§ YOUR ASSIGNMENT
Copy the result of filtering the entries below for lines that include the string "this".

>>>>>

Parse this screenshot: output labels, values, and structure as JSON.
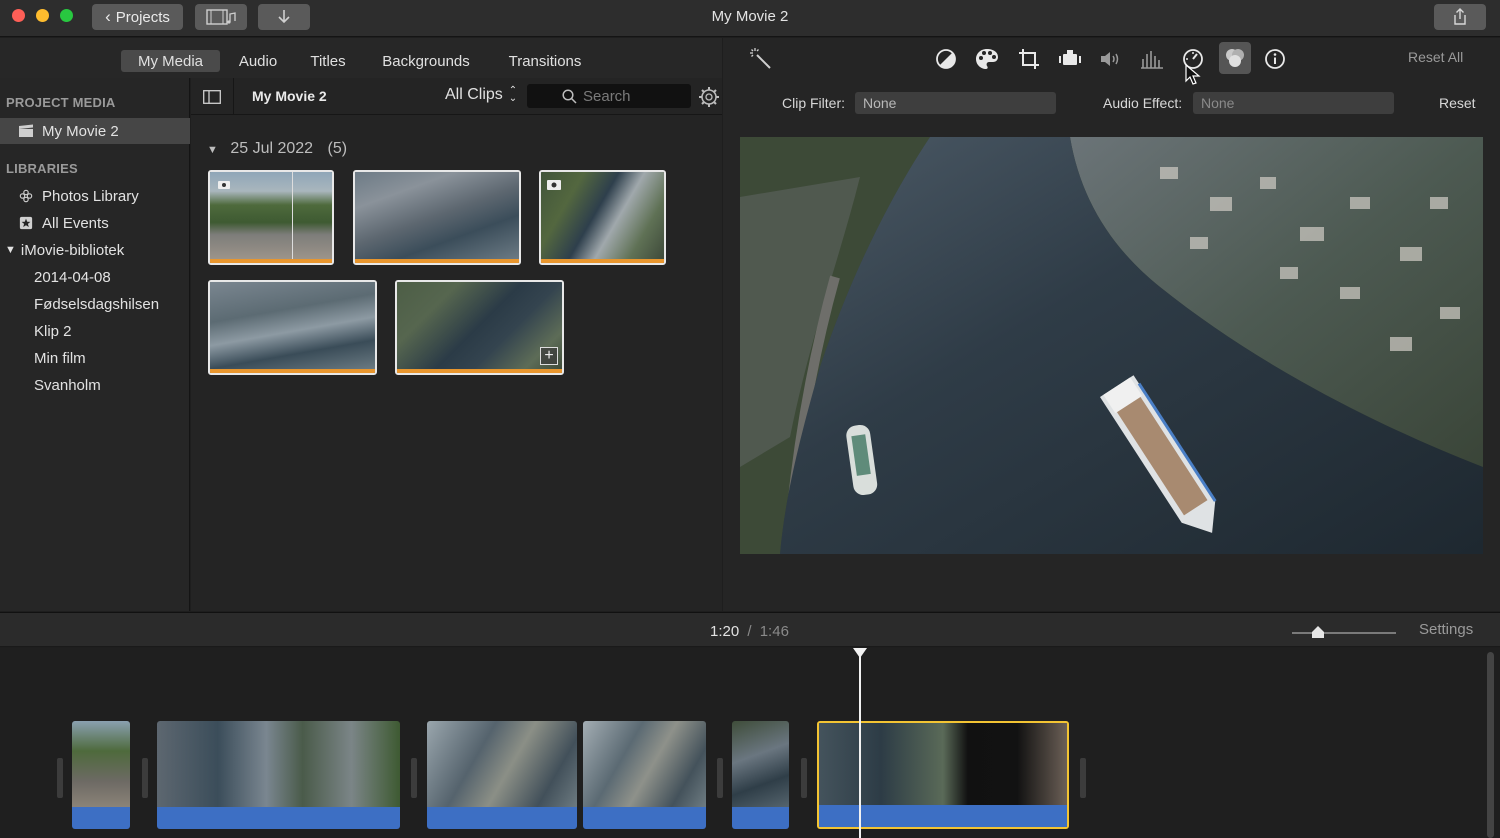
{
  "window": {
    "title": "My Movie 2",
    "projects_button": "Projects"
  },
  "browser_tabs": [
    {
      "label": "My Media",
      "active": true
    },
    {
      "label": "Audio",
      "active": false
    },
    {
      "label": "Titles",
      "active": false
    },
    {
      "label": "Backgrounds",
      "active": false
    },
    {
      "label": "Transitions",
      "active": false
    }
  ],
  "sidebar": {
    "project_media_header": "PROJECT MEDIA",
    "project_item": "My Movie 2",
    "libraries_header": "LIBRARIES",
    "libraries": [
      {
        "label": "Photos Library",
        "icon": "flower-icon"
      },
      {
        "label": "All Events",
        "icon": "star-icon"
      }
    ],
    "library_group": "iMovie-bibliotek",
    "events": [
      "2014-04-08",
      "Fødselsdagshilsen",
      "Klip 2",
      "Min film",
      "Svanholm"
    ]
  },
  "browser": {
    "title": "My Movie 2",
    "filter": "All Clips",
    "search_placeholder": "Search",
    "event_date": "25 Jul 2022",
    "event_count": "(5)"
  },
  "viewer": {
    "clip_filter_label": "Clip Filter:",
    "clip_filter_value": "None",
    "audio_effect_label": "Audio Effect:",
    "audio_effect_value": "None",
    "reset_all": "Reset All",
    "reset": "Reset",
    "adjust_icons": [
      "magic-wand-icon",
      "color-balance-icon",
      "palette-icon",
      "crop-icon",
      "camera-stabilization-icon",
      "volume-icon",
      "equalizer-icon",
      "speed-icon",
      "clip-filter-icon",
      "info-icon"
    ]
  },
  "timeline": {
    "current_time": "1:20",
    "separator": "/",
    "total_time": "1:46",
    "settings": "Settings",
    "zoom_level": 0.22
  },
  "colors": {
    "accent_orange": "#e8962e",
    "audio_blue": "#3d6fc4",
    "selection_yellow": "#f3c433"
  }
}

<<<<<
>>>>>

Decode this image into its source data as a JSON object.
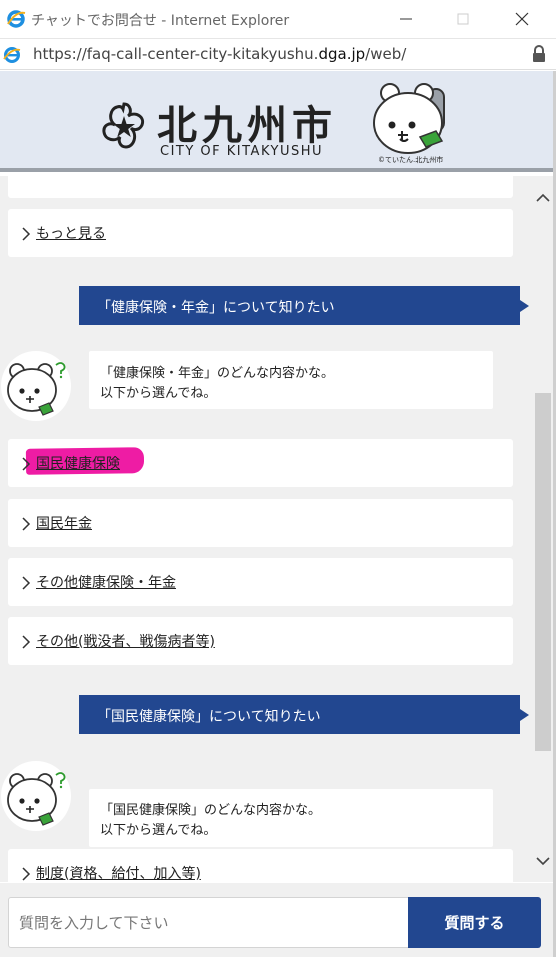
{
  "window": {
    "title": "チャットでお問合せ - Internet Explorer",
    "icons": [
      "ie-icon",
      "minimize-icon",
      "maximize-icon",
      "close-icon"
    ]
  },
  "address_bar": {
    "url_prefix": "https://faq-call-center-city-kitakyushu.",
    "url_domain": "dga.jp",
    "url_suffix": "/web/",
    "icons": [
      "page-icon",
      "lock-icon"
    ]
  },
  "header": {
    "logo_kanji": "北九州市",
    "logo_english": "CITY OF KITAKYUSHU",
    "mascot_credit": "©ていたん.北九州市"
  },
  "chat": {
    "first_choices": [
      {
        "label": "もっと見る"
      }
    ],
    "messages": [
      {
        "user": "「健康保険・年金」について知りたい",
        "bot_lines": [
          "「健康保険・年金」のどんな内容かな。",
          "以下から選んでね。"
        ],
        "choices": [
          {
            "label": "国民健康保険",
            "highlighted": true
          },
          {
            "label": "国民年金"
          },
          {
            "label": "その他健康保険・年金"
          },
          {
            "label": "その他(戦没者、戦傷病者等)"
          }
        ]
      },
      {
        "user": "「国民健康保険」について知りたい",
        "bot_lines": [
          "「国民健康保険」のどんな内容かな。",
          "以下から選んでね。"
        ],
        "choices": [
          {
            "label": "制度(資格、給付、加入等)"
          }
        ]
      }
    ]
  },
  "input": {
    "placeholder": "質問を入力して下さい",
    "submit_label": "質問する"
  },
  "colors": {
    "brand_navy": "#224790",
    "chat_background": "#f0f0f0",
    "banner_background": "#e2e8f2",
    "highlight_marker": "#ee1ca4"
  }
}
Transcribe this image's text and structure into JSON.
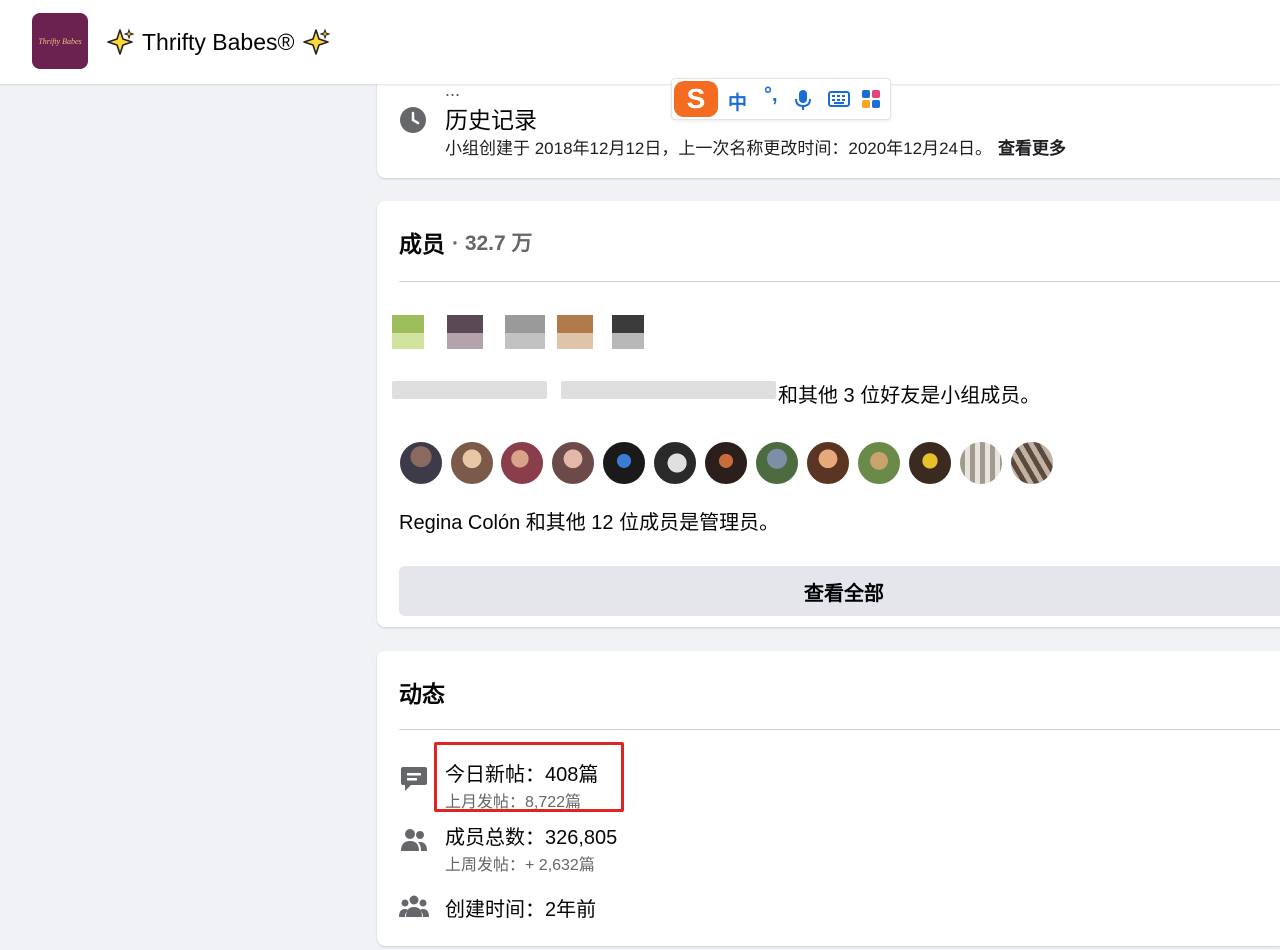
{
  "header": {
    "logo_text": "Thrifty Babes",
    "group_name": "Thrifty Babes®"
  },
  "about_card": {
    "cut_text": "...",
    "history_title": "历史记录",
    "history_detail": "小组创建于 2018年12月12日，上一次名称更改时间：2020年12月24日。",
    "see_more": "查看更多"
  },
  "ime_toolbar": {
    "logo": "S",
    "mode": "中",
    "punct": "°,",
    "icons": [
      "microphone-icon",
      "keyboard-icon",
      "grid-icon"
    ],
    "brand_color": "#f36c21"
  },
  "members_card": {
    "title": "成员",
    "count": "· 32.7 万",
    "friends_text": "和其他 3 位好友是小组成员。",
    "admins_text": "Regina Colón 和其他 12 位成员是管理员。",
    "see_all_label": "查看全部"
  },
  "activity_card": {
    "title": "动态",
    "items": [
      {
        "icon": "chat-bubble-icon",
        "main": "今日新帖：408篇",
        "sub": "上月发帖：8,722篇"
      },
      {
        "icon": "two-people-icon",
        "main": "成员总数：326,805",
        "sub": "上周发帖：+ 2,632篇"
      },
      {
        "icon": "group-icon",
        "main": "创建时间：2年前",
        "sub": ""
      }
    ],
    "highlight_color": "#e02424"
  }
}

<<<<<

§ OUTPUT OF THE EXERCISE
Parse this screenshot: output labels, values, and structure as JSON.
Decode this image into its source data as a JSON object.
Transcribe this image's text and structure into JSON.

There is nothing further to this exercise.